More particularly, the complaint alleges:
"Cullen aided and abetted Jeff in breaching his fiduciary duties as an officer and director of W.S. Wilson, and as a trustee of the trust that owned the Company, by engaging with him and/or Kirk to develop a strategy ("the Strategy") to exclude the Baugher Plaintiffs from the operation and management of the Company in order to ensure that a claim for more than $22 million of its retained earnings would be preserved for Phebe or Phebe’s Estate, of which Kirk and Jeff became
the primary beneficiaries under a will that Cullen drafted and had Phebe execute days after being discharged from the hospital." (Id., 14.) Cullen allegedly gave legal advice to Jeffrey which he used as a basis for the Company not to hold meetings of the board of directors on which the Baugher plaintiffs had previously served. (Id., 16, 32-33, 56-70.) Cullen also allegedly gave legal advice to Jeffrey on the basis of which the Company did not recognize the Baugher plaintiffs as shareholders after the termination of the trust. (Id.,16.) As the complaint further alleges, Cullen’s conflict of interest caused plaintiffs to become embroiled in numerous litigations and to incur legal fees that would not otherwise have been incurred. (Id., 237-241.)" 
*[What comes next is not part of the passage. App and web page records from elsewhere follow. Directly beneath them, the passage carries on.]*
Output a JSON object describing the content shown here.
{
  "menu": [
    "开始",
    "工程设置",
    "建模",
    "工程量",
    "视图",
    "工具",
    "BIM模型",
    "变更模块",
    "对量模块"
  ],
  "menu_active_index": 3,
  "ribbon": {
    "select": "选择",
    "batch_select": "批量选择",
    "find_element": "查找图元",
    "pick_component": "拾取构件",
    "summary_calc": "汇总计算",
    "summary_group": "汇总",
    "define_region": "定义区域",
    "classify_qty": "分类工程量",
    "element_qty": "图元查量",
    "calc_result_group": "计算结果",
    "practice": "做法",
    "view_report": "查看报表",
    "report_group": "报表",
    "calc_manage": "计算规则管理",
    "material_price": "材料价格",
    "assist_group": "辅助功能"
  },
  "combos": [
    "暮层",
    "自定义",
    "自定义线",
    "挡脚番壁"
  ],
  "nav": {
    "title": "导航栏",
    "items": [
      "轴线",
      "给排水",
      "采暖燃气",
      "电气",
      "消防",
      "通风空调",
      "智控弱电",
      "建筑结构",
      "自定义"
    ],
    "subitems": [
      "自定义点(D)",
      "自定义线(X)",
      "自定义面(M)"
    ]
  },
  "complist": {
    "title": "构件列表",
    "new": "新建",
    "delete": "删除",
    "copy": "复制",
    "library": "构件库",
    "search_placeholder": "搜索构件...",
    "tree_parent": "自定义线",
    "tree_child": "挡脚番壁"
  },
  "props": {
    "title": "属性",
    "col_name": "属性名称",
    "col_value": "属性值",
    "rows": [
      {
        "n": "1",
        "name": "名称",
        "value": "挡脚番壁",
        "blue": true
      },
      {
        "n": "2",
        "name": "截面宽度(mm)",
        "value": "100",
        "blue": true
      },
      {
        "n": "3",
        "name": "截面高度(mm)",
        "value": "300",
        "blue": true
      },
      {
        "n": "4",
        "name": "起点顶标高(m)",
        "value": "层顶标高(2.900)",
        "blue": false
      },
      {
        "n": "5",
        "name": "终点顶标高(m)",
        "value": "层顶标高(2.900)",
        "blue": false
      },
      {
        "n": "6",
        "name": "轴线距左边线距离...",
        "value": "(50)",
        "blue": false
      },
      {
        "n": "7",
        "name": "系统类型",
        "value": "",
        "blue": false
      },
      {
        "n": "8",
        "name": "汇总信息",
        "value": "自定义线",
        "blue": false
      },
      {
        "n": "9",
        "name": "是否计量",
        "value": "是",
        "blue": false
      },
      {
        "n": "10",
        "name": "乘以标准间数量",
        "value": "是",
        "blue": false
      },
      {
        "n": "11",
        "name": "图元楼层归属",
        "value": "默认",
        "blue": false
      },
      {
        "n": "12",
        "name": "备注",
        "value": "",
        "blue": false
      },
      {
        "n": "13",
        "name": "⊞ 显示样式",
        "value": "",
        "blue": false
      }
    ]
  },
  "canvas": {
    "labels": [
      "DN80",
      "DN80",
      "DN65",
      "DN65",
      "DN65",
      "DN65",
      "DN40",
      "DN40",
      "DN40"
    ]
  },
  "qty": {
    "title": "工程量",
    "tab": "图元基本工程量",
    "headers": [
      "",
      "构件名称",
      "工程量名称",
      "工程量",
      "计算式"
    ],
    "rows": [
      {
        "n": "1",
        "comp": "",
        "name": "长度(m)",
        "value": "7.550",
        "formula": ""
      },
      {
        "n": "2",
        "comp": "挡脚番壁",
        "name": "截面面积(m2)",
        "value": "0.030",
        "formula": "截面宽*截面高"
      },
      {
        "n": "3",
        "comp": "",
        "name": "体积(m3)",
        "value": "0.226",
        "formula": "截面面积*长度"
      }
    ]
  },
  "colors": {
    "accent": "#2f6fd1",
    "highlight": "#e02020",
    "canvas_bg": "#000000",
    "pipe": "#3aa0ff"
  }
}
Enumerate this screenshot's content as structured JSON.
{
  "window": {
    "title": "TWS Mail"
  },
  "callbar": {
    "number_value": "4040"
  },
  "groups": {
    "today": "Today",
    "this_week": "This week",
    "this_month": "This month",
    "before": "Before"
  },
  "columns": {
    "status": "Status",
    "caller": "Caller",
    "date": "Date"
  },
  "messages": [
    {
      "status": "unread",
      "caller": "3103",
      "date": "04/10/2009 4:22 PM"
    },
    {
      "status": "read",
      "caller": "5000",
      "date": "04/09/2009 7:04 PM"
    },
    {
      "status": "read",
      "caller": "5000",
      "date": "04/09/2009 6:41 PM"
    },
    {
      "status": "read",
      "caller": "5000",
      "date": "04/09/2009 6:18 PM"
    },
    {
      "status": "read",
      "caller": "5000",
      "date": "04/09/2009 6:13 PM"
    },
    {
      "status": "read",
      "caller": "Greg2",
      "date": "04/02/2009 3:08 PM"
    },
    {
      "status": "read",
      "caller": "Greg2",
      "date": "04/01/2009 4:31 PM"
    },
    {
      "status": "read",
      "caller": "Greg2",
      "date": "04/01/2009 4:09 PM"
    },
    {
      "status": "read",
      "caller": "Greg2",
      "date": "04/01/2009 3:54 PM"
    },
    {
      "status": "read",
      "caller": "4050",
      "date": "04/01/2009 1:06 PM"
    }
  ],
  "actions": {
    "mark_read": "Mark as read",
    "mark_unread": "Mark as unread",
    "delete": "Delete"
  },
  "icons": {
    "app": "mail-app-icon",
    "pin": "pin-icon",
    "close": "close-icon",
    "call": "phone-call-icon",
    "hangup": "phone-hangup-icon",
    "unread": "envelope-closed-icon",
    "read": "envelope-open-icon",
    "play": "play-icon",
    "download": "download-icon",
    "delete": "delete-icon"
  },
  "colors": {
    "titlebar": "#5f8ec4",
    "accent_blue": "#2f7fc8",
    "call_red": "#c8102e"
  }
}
"An attorney’s conflict of interest, as a result of dual representation of clients in violation of the Code of Professional Responsibility (22 NYCRR 1200.24), does not alone support a cause of action for legal malpractice. However, ‘"liability can follow where the client can show that he … suffered actual damage as a result of the conflict."’ (Kaminsky v Herrick, Feinstein LLP, 59 AD3d 1, 13 [1st Dept 2008], Iv denied 12 NY3d 715, quoting Tabner v Drake, 9 AD3d 606, 610 ‘
[2d Dept 2004]; Pillard v Goodman, 82 AD3d 541, 542 [t5t Dept 2011]; Ulico Cas. Co. v Wilson, Elser, Moskowitz, Edelman & Dicker, 56 AD3d 1, 10 [1st Dept 2008].) In seeking dismissal, Cullen argues that its conduct was not the proximate cause of the cited litigations. (D. ‘s Memo. In Support at 14.) This issue cannot be determined as a matter of law on this record. The pleadings on their face allege Cullen’s conflict of interest and damages in the form of attorney’s fees incurred by the Company as a result. The documentary evidence, which consists of selected pleadings, decisions, or other papers in the various litigations in which Cullen allegedly had a conflict, does not demonstrate that the conflict did not result in damage to the Company. At least some of the litigations arguably involved a conflict of interest. For example, in July 2009, one month before Cullen withdrew as counsel for the Company, it filed a petition on behalf of Kirk, as preliminary executor of Phebe’s Estate, seeking turnover of the Company’s retained earnings from the trust. (Complaint, 186, 187.) While the lawsuit was brought against the trust rather than the Company,1 the estate and the Company arguably had differing interests with respect to the disposition of the retained earnings. Another example of a lawsuit that apparently involved a direct conflict was an Article 78 proceeding brought by plaintiffs Laraine and Lisa Baugher to compel Jeffrey, as president of the Company, to call a special meeting of the board of directors. The complaint alleges that although Cullen did not formally appear for Jeffrey in this proceeding, it assisted him in opposing the petition. (Id., 139-145.) Moreover, Jeffrey, in his official capacity as an officer of the Company, defended this proceeding based on advice that Cullen allegedly gave to him not to call a meeting of the board. (Id., 56- 70.)3 In contrast, some of the lawsuits arguably did not involve a conflict. For example, it is undisputed that Cullen did not represent Jeffrey in an arbitration of a wrongful termination claim (Arbitration) that he filed after some or all of the Baugher plaintiffs gained control of the board and terminated him. (Rice Aff., 33.)"